Published: 05/05/2005, Volume II5, No. 5954 Page 3

'There is no show without Punch' and for some clinicians and managers that is the problem with the new style national service frameworks. They believe lack of targets and milestones have severely reduced the status of these NSFs in a target-centric NHS. To put it bluntly, there is no 'P45 factor' - no-one will lose their job if a new NSF is not correctly implemented.

No surprise then that the recent launch of the NSF for long-term neurological conditions caused few ripples. Managers, still grappling with the latest policy initiative on long-term conditions in the hope of meeting their emergency admission targets, may feel it is one NSF that is safe to ignore.

But they would be foolish to do so. Not just because the 10 million people it is designed to aid make up such a large proportion of their patient population.

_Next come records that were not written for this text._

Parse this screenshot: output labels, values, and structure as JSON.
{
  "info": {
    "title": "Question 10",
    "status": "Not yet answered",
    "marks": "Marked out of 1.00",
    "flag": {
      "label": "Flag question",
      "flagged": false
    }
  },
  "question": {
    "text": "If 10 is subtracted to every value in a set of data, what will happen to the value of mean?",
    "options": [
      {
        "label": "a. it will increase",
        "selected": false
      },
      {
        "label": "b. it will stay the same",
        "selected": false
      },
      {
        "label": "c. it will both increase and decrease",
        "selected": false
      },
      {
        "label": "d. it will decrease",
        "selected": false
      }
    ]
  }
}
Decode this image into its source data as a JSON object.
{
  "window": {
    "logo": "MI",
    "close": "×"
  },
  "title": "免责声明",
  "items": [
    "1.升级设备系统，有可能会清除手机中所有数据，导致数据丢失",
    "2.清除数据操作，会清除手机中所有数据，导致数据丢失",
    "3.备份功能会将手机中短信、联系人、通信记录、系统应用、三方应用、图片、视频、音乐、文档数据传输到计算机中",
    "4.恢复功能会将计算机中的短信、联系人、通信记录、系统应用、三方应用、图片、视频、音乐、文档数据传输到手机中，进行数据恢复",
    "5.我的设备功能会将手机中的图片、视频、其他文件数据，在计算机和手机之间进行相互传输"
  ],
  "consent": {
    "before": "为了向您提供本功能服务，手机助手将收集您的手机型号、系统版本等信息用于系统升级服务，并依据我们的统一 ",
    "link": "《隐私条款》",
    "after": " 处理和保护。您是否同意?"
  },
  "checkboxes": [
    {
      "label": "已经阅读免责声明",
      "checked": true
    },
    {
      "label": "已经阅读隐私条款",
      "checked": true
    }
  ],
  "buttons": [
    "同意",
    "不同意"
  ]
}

Not just because it might just help them meet a couple of their admission and waiting time targets. Rather, because this is the first NSF to place the proper emphasis on a patient-centred rather than a target-centred approach (see pages 20-22). Quite simply it reaches the parts that other NSFs do not.

True, other NSFs have had patientcentred elements. But in the neurological conditions NSF the voices of patients, their families and carers can be heard on virtually every page. It holds lessons for the whole of health and social care, not just those trying to improve the care of the people living with long-term conditions.

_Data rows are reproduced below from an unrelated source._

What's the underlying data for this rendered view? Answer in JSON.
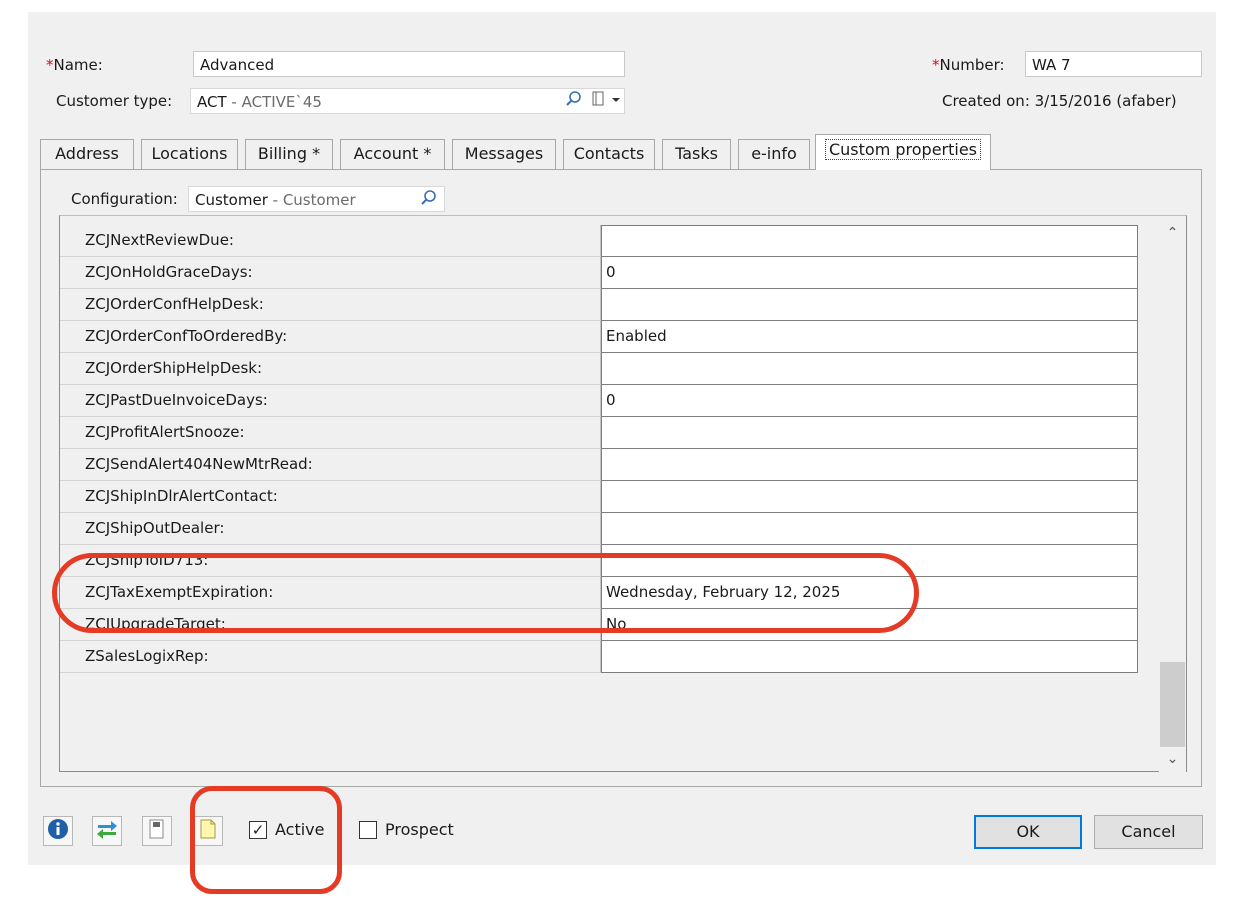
{
  "header": {
    "name_required_mark": "*",
    "name_label": "Name:",
    "name_value": "Advanced",
    "customer_type_label": "Customer type:",
    "customer_type_code": "ACT",
    "customer_type_desc": " - ACTIVE`45",
    "number_required_mark": "*",
    "number_label": "Number:",
    "number_value": "WA 7",
    "created_on": "Created on: 3/15/2016 (afaber)"
  },
  "tabs": [
    {
      "label": "Address"
    },
    {
      "label": "Locations"
    },
    {
      "label": "Billing *"
    },
    {
      "label": "Account *"
    },
    {
      "label": "Messages"
    },
    {
      "label": "Contacts"
    },
    {
      "label": "Tasks"
    },
    {
      "label": "e-info"
    },
    {
      "label": "Custom properties",
      "active": true
    }
  ],
  "configuration": {
    "label": "Configuration:",
    "value": "Customer",
    "desc": " - Customer"
  },
  "properties": [
    {
      "name": "ZCJNextReviewDue:",
      "value": ""
    },
    {
      "name": "ZCJOnHoldGraceDays:",
      "value": "0"
    },
    {
      "name": "ZCJOrderConfHelpDesk:",
      "value": ""
    },
    {
      "name": "ZCJOrderConfToOrderedBy:",
      "value": "Enabled"
    },
    {
      "name": "ZCJOrderShipHelpDesk:",
      "value": ""
    },
    {
      "name": "ZCJPastDueInvoiceDays:",
      "value": "0"
    },
    {
      "name": "ZCJProfitAlertSnooze:",
      "value": ""
    },
    {
      "name": "ZCJSendAlert404NewMtrRead:",
      "value": ""
    },
    {
      "name": "ZCJShipInDlrAlertContact:",
      "value": ""
    },
    {
      "name": "ZCJShipOutDealer:",
      "value": ""
    },
    {
      "name": "ZCJShipToID713:",
      "value": ""
    },
    {
      "name": "ZCJTaxExemptExpiration:",
      "value": "Wednesday, February 12, 2025"
    },
    {
      "name": "ZCJUpgradeTarget:",
      "value": "No"
    },
    {
      "name": "ZSalesLogixRep:",
      "value": ""
    }
  ],
  "footer": {
    "active_label": "Active",
    "active_checked": true,
    "prospect_label": "Prospect",
    "prospect_checked": false,
    "ok_label": "OK",
    "cancel_label": "Cancel"
  },
  "colors": {
    "annotation": "#e53a24",
    "ok_border": "#0078d7",
    "required": "#cc1111"
  }
}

In terms of seeking genuine improvement in partnership with those it is designed to serve, it shows just how far NSFs have come.